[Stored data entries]
______

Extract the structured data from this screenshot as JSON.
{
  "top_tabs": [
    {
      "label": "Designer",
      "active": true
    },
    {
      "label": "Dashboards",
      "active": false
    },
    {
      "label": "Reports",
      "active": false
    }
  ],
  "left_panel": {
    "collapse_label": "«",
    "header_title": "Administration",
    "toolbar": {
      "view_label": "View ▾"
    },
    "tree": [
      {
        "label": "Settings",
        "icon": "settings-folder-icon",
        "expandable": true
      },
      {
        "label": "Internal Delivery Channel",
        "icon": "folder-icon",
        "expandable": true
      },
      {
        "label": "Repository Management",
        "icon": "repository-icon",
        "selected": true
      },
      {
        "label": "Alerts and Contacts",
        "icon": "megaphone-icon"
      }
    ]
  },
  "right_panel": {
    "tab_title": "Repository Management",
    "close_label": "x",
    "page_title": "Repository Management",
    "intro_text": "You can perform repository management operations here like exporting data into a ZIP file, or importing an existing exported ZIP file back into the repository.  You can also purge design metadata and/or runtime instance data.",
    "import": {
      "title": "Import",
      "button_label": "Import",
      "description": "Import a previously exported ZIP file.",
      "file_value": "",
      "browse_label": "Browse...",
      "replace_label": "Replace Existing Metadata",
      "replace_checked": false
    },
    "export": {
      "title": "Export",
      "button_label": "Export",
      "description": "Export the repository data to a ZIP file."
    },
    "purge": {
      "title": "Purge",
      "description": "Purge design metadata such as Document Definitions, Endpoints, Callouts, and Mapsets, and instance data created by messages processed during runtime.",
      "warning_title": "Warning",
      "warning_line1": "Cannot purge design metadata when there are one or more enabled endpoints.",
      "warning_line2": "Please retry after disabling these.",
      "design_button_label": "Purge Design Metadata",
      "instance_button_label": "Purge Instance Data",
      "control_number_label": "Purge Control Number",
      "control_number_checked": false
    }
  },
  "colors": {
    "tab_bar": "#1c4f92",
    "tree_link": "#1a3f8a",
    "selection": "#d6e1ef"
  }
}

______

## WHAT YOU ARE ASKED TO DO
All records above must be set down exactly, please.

## EXERCISE OUTPUT
Extract the structured data from this screenshot as JSON.
{
  "top_tabs": [
    {
      "label": "Designer",
      "active": true
    },
    {
      "label": "Dashboards",
      "active": false
    },
    {
      "label": "Reports",
      "active": false
    }
  ],
  "left_panel": {
    "collapse_label": "«",
    "header_title": "Administration",
    "toolbar": {
      "view_label": "View ▾"
    },
    "tree": [
      {
        "label": "Settings",
        "icon": "settings-folder-icon",
        "expandable": true
      },
      {
        "label": "Internal Delivery Channel",
        "icon": "folder-icon",
        "expandable": true
      },
      {
        "label": "Repository Management",
        "icon": "repository-icon",
        "selected": true
      },
      {
        "label": "Alerts and Contacts",
        "icon": "megaphone-icon"
      }
    ]
  },
  "right_panel": {
    "tab_title": "Repository Management",
    "close_label": "x",
    "page_title": "Repository Management",
    "intro_text": "You can perform repository management operations here like exporting data into a ZIP file, or importing an existing exported ZIP file back into the repository.  You can also purge design metadata and/or runtime instance data.",
    "import": {
      "title": "Import",
      "button_label": "Import",
      "description": "Import a previously exported ZIP file.",
      "file_value": "",
      "browse_label": "Browse...",
      "replace_label": "Replace Existing Metadata",
      "replace_checked": false
    },
    "export": {
      "title": "Export",
      "button_label": "Export",
      "description": "Export the repository data to a ZIP file."
    },
    "purge": {
      "title": "Purge",
      "description": "Purge design metadata such as Document Definitions, Endpoints, Callouts, and Mapsets, and instance data created by messages processed during runtime.",
      "warning_title": "Warning",
      "warning_line1": "Cannot purge design metadata when there are one or more enabled endpoints.",
      "warning_line2": "Please retry after disabling these.",
      "design_button_label": "Purge Design Metadata",
      "instance_button_label": "Purge Instance Data",
      "control_number_label": "Purge Control Number",
      "control_number_checked": false
    }
  },
  "colors": {
    "tab_bar": "#1c4f92",
    "tree_link": "#1a3f8a",
    "selection": "#d6e1ef"
  }
}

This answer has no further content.